The records below must be repeated exactly, but without their pictures.

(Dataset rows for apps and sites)

_ _ _ _ _ _ _

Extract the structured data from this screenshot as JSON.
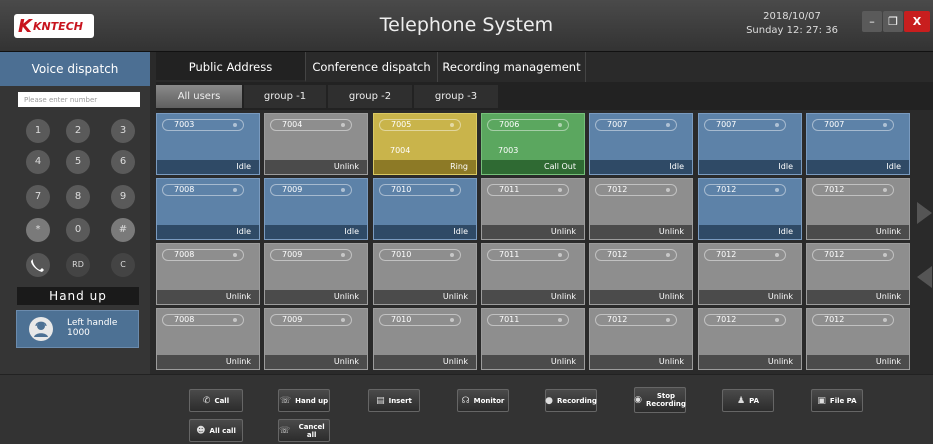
{
  "header": {
    "logo_text": "KNTECH",
    "title": "Telephone System",
    "date": "2018/10/07",
    "time": "Sunday  12: 27: 36",
    "minimize": "–",
    "restore": "❐",
    "close": "X"
  },
  "left_panel": {
    "voice_tab": "Voice dispatch",
    "search_placeholder": "Please enter number",
    "keys": [
      "1",
      "2",
      "3",
      "4",
      "5",
      "6",
      "7",
      "8",
      "9",
      "*",
      "0",
      "#",
      "",
      "RD",
      "C"
    ],
    "hangup_label": "Hand up",
    "handle_label": "Left handle",
    "handle_number": "1000"
  },
  "top_tabs": [
    "Public Address",
    "Conference dispatch",
    "Recording management"
  ],
  "group_tabs": [
    "All users",
    "group -1",
    "group -2",
    "group -3"
  ],
  "grid": {
    "rows": [
      [
        {
          "ext": "7003",
          "status": "Idle",
          "state": "idle"
        },
        {
          "ext": "7004",
          "status": "Unlink",
          "state": "unlink"
        },
        {
          "ext": "7005",
          "status": "Ring",
          "state": "ring",
          "peer": "7004"
        },
        {
          "ext": "7006",
          "status": "Call Out",
          "state": "callout",
          "peer": "7003"
        },
        {
          "ext": "7007",
          "status": "Idle",
          "state": "idle"
        },
        {
          "ext": "7007",
          "status": "Idle",
          "state": "idle"
        },
        {
          "ext": "7007",
          "status": "Idle",
          "state": "idle"
        }
      ],
      [
        {
          "ext": "7008",
          "status": "Idle",
          "state": "idle"
        },
        {
          "ext": "7009",
          "status": "Idle",
          "state": "idle"
        },
        {
          "ext": "7010",
          "status": "Idle",
          "state": "idle"
        },
        {
          "ext": "7011",
          "status": "Unlink",
          "state": "unlink"
        },
        {
          "ext": "7012",
          "status": "Unlink",
          "state": "unlink"
        },
        {
          "ext": "7012",
          "status": "Idle",
          "state": "idle"
        },
        {
          "ext": "7012",
          "status": "Unlink",
          "state": "unlink"
        }
      ],
      [
        {
          "ext": "7008",
          "status": "Unlink",
          "state": "unlink"
        },
        {
          "ext": "7009",
          "status": "Unlink",
          "state": "unlink"
        },
        {
          "ext": "7010",
          "status": "Unlink",
          "state": "unlink"
        },
        {
          "ext": "7011",
          "status": "Unlink",
          "state": "unlink"
        },
        {
          "ext": "7012",
          "status": "Unlink",
          "state": "unlink"
        },
        {
          "ext": "7012",
          "status": "Unlink",
          "state": "unlink"
        },
        {
          "ext": "7012",
          "status": "Unlink",
          "state": "unlink"
        }
      ],
      [
        {
          "ext": "7008",
          "status": "Unlink",
          "state": "unlink"
        },
        {
          "ext": "7009",
          "status": "Unlink",
          "state": "unlink"
        },
        {
          "ext": "7010",
          "status": "Unlink",
          "state": "unlink"
        },
        {
          "ext": "7011",
          "status": "Unlink",
          "state": "unlink"
        },
        {
          "ext": "7012",
          "status": "Unlink",
          "state": "unlink"
        },
        {
          "ext": "7012",
          "status": "Unlink",
          "state": "unlink"
        },
        {
          "ext": "7012",
          "status": "Unlink",
          "state": "unlink"
        }
      ]
    ]
  },
  "toolbar": {
    "call": "Call",
    "hand_up": "Hand up",
    "insert": "Insert",
    "monitor": "Monitor",
    "recording": "Recording",
    "stop_recording_1": "Stop",
    "stop_recording_2": "Recording",
    "pa": "PA",
    "file_pa": "File PA",
    "all_call": "All call",
    "cancel_all": "Cancel all"
  },
  "colors": {
    "idle": "#5d82a8",
    "unlink": "#8e8e8e",
    "ring": "#c9b44b",
    "call_out": "#5ba75f",
    "close": "#c81e1e"
  }
}
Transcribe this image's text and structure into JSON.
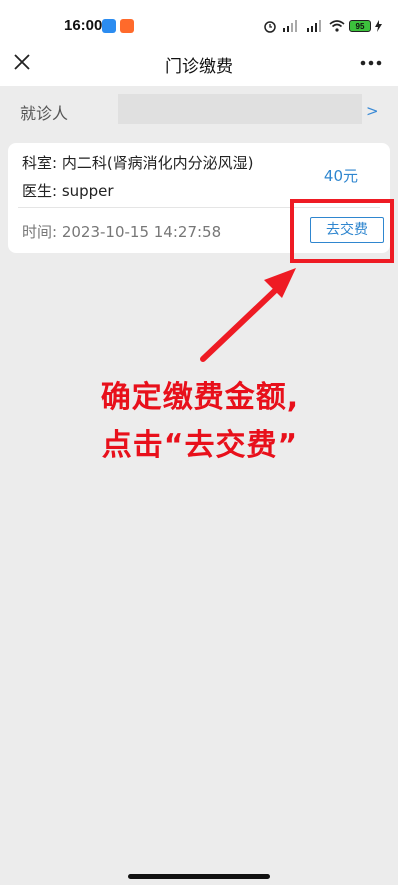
{
  "status_bar": {
    "time": "16:00",
    "battery": "95"
  },
  "title_bar": {
    "title": "门诊缴费",
    "close_icon": "close-icon",
    "more_icon": "more-icon"
  },
  "patient": {
    "label": "就诊人",
    "value": "",
    "arrow": ">"
  },
  "record": {
    "department": "科室: 内二科(肾病消化内分泌风湿)",
    "doctor": "医生: supper",
    "amount": "40元",
    "time": "时间: 2023-10-15 14:27:58",
    "pay_button_label": "去交费"
  },
  "annotation": {
    "line1": "确定缴费金额,",
    "line2": "点击“去交费”",
    "color": "#ee1b24"
  },
  "colors": {
    "accent": "#2f86cf",
    "background": "#ececec"
  }
}
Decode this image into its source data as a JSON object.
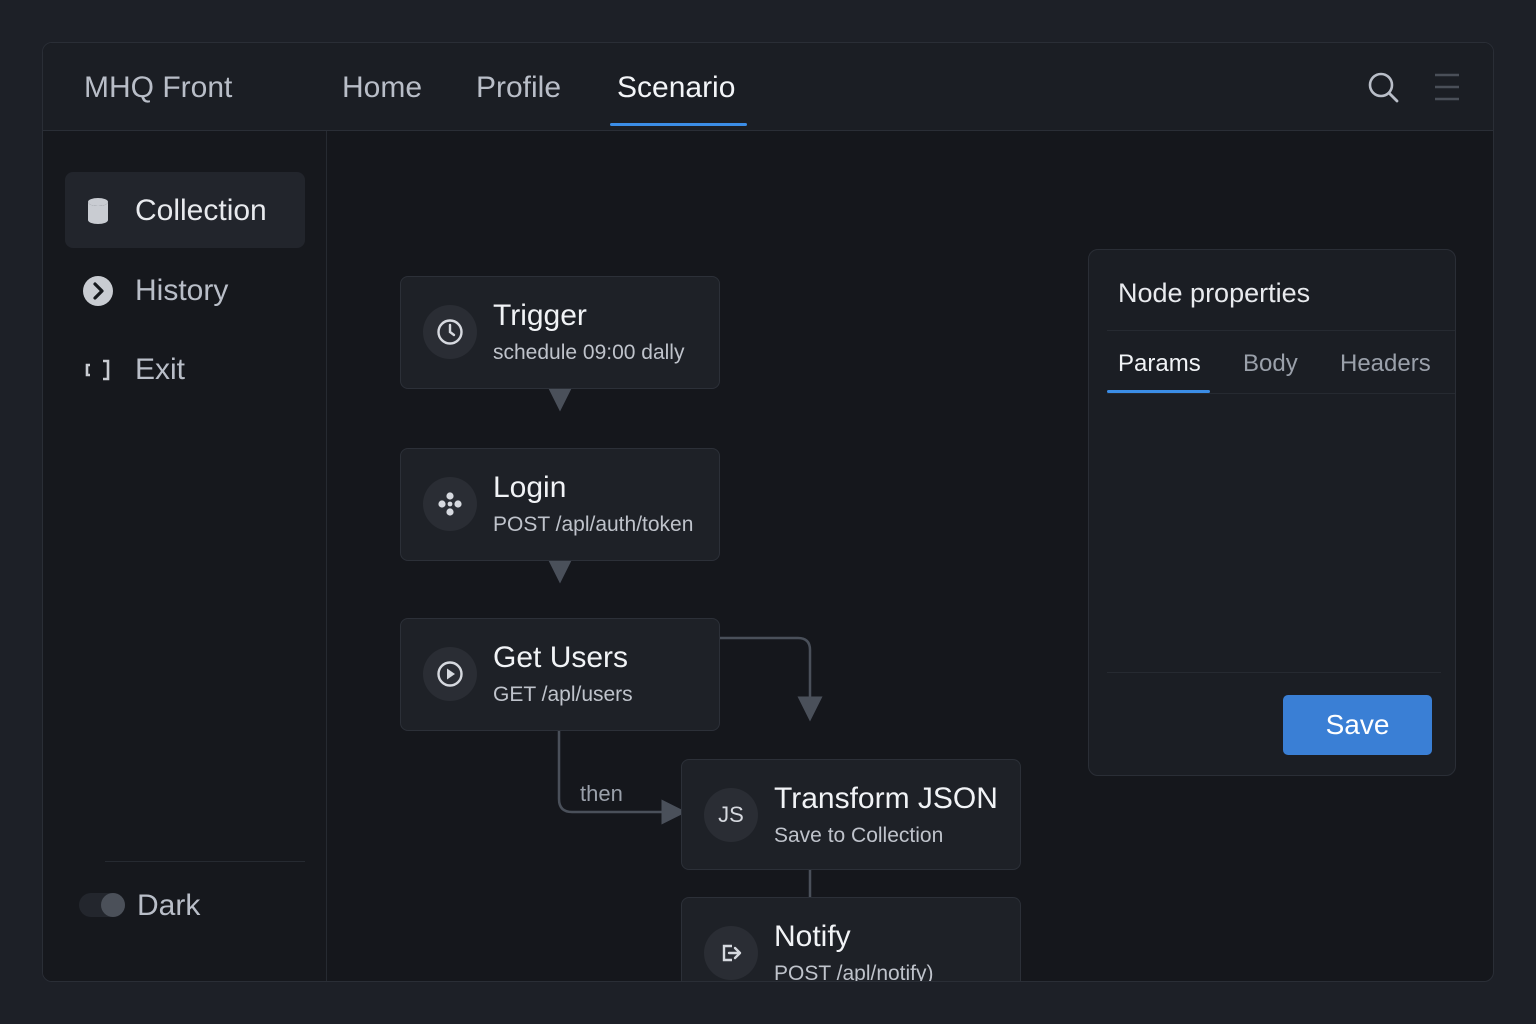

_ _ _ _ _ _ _

RESPONSE AREA:
Extract the structured data from this screenshot as JSON.
{
  "header": {
    "logo_text": "KNTECH",
    "title": "Telephone System",
    "date": "2018/10/07",
    "time": "Sunday  12: 27: 36",
    "minimize": "–",
    "restore": "❐",
    "close": "X"
  },
  "left_panel": {
    "voice_tab": "Voice dispatch",
    "search_placeholder": "Please enter number",
    "keys": [
      "1",
      "2",
      "3",
      "4",
      "5",
      "6",
      "7",
      "8",
      "9",
      "*",
      "0",
      "#",
      "",
      "RD",
      "C"
    ],
    "hangup_label": "Hand up",
    "handle_label": "Left handle",
    "handle_number": "1000"
  },
  "top_tabs": [
    "Public Address",
    "Conference dispatch",
    "Recording management"
  ],
  "group_tabs": [
    "All users",
    "group -1",
    "group -2",
    "group -3"
  ],
  "grid": {
    "rows": [
      [
        {
          "ext": "7003",
          "status": "Idle",
          "state": "idle"
        },
        {
          "ext": "7004",
          "status": "Unlink",
          "state": "unlink"
        },
        {
          "ext": "7005",
          "status": "Ring",
          "state": "ring",
          "peer": "7004"
        },
        {
          "ext": "7006",
          "status": "Call Out",
          "state": "callout",
          "peer": "7003"
        },
        {
          "ext": "7007",
          "status": "Idle",
          "state": "idle"
        },
        {
          "ext": "7007",
          "status": "Idle",
          "state": "idle"
        },
        {
          "ext": "7007",
          "status": "Idle",
          "state": "idle"
        }
      ],
      [
        {
          "ext": "7008",
          "status": "Idle",
          "state": "idle"
        },
        {
          "ext": "7009",
          "status": "Idle",
          "state": "idle"
        },
        {
          "ext": "7010",
          "status": "Idle",
          "state": "idle"
        },
        {
          "ext": "7011",
          "status": "Unlink",
          "state": "unlink"
        },
        {
          "ext": "7012",
          "status": "Unlink",
          "state": "unlink"
        },
        {
          "ext": "7012",
          "status": "Idle",
          "state": "idle"
        },
        {
          "ext": "7012",
          "status": "Unlink",
          "state": "unlink"
        }
      ],
      [
        {
          "ext": "7008",
          "status": "Unlink",
          "state": "unlink"
        },
        {
          "ext": "7009",
          "status": "Unlink",
          "state": "unlink"
        },
        {
          "ext": "7010",
          "status": "Unlink",
          "state": "unlink"
        },
        {
          "ext": "7011",
          "status": "Unlink",
          "state": "unlink"
        },
        {
          "ext": "7012",
          "status": "Unlink",
          "state": "unlink"
        },
        {
          "ext": "7012",
          "status": "Unlink",
          "state": "unlink"
        },
        {
          "ext": "7012",
          "status": "Unlink",
          "state": "unlink"
        }
      ],
      [
        {
          "ext": "7008",
          "status": "Unlink",
          "state": "unlink"
        },
        {
          "ext": "7009",
          "status": "Unlink",
          "state": "unlink"
        },
        {
          "ext": "7010",
          "status": "Unlink",
          "state": "unlink"
        },
        {
          "ext": "7011",
          "status": "Unlink",
          "state": "unlink"
        },
        {
          "ext": "7012",
          "status": "Unlink",
          "state": "unlink"
        },
        {
          "ext": "7012",
          "status": "Unlink",
          "state": "unlink"
        },
        {
          "ext": "7012",
          "status": "Unlink",
          "state": "unlink"
        }
      ]
    ]
  },
  "toolbar": {
    "call": "Call",
    "hand_up": "Hand up",
    "insert": "Insert",
    "monitor": "Monitor",
    "recording": "Recording",
    "stop_recording_1": "Stop",
    "stop_recording_2": "Recording",
    "pa": "PA",
    "file_pa": "File PA",
    "all_call": "All call",
    "cancel_all": "Cancel all"
  },
  "colors": {
    "idle": "#5d82a8",
    "unlink": "#8e8e8e",
    "ring": "#c9b44b",
    "call_out": "#5ba75f",
    "close": "#c81e1e"
  }
}
Transcribe this image's text and structure into JSON.
{
  "status_bar": {
    "time": "16:00",
    "battery": "95"
  },
  "title_bar": {
    "title": "门诊缴费",
    "close_icon": "close-icon",
    "more_icon": "more-icon"
  },
  "patient": {
    "label": "就诊人",
    "value": "",
    "arrow": ">"
  },
  "record": {
    "department": "科室: 内二科(肾病消化内分泌风湿)",
    "doctor": "医生: supper",
    "amount": "40元",
    "time": "时间: 2023-10-15 14:27:58",
    "pay_button_label": "去交费"
  },
  "annotation": {
    "line1": "确定缴费金额,",
    "line2": "点击“去交费”",
    "color": "#ee1b24"
  },
  "colors": {
    "accent": "#2f86cf",
    "background": "#ececec"
  }
}
Decode this image into its source data as a JSON object.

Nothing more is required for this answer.